What is required = Print all of the data exactly, but drop the pictures.

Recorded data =
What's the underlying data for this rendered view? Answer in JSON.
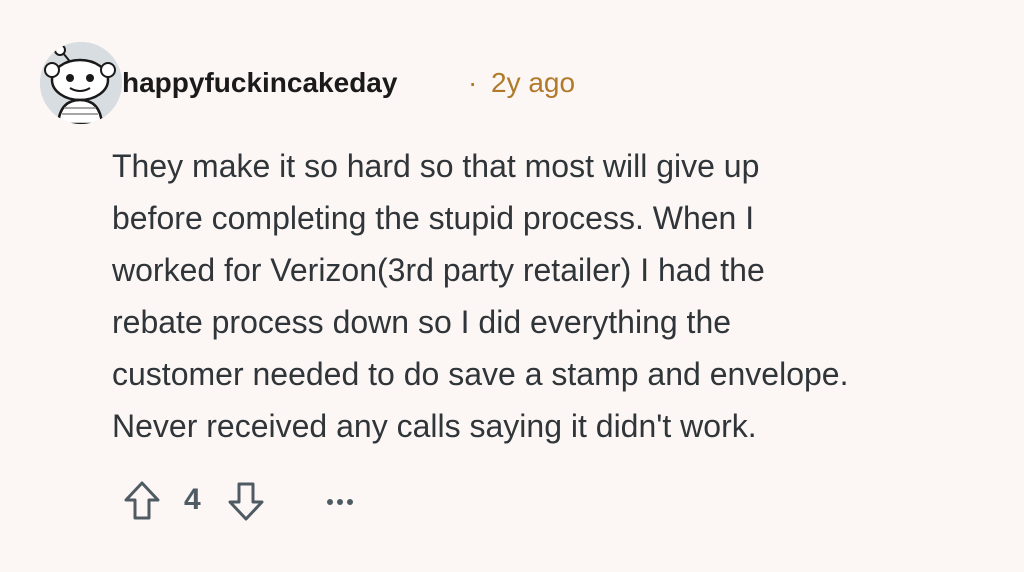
{
  "comment": {
    "author": "happyfuckincakeday",
    "separator": "·",
    "timestamp": "2y ago",
    "body_lines": [
      "They make it so hard so that most will give up",
      "before completing the stupid process. When I",
      "worked for Verizon(3rd party retailer) I had the",
      "rebate process down so I did everything the",
      "customer needed to do save a stamp and envelope.",
      "Never received any calls saying it didn't work."
    ],
    "vote_count": "4",
    "icons": {
      "avatar": "snoo-avatar-icon",
      "upvote": "arrow-up-icon",
      "downvote": "arrow-down-icon",
      "more": "ellipsis-icon"
    },
    "colors": {
      "background": "#fcf6f4",
      "timestamp": "#b07a2a",
      "text": "#2f3539",
      "icon": "#4f5b63"
    }
  }
}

Reply to the exercise =
What's the underlying data for this rendered view? Answer in JSON.
{
  "comment": {
    "author": "happyfuckincakeday",
    "separator": "·",
    "timestamp": "2y ago",
    "body_lines": [
      "They make it so hard so that most will give up",
      "before completing the stupid process. When I",
      "worked for Verizon(3rd party retailer) I had the",
      "rebate process down so I did everything the",
      "customer needed to do save a stamp and envelope.",
      "Never received any calls saying it didn't work."
    ],
    "vote_count": "4",
    "icons": {
      "avatar": "snoo-avatar-icon",
      "upvote": "arrow-up-icon",
      "downvote": "arrow-down-icon",
      "more": "ellipsis-icon"
    },
    "colors": {
      "background": "#fcf6f4",
      "timestamp": "#b07a2a",
      "text": "#2f3539",
      "icon": "#4f5b63"
    }
  }
}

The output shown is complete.